US President Barack Obama has proposed a $28.4 billion (£18.5bn) budget for the US Department of Energy (DoE) for the fiscal year 2014.

The figure is an 8% rise from 2012, which includes increased funding for the DoE’s clean energy projects by more than 40% above the 2012 level.

Mr Obama also set two new goals – to cut US net oil imports in half by 2020 and double energy productivity in the nation by 2030, reports claim.

Detailing the President’s proposals, US Deputy Secretary of Energy Daniel Poneman emphasised Mr Obama’s continued commitment to an “all-of-the-above” energy strategy.

Mr Poneman said: “The United States faces one of the greatest challenges ahead, the opportunity to lead the global clean energy race. We must continue to out-innovate, out-educate and out-build the rest of the world to meet this challenge. This budget reflects strong commitments to fiscal responsibility and shared sacrifice, while embracing the President’s all-of-the-above energy strategy which expands both oil and gas production and investments in new clean energy technologies, while advancing our national security.”

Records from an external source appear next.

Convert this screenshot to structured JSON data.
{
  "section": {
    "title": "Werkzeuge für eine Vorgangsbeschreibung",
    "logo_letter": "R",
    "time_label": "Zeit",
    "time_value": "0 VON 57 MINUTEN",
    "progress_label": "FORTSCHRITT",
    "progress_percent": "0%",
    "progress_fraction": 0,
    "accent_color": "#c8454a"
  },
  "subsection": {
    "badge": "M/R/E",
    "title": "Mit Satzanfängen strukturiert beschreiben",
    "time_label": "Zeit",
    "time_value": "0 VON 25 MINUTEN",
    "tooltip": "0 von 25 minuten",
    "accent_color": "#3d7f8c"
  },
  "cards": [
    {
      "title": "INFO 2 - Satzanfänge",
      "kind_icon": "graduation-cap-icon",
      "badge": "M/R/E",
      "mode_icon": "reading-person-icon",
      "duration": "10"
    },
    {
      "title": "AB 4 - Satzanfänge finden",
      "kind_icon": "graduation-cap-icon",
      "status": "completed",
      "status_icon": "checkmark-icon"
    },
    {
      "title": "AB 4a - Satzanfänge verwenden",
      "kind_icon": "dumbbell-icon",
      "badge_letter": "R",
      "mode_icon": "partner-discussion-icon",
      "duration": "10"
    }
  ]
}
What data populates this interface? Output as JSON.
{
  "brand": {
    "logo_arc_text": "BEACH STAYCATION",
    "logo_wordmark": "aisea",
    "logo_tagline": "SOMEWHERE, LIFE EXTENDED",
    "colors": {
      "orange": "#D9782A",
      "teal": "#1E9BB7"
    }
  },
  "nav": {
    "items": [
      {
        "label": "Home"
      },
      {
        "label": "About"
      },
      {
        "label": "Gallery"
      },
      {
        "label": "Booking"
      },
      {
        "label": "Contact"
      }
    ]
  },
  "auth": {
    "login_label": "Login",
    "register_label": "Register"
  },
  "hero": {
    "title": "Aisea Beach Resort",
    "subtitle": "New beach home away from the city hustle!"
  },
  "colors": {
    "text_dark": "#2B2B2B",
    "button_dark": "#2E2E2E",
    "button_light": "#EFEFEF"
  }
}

The budget includes $615 million (£400m) to increase use and cut costs of clean power from solar, wind, geothermal and water, $575 million (£374m) for cutting-edge vehicle technologies research and $147 million (£95.6m) for research and development of smart grids.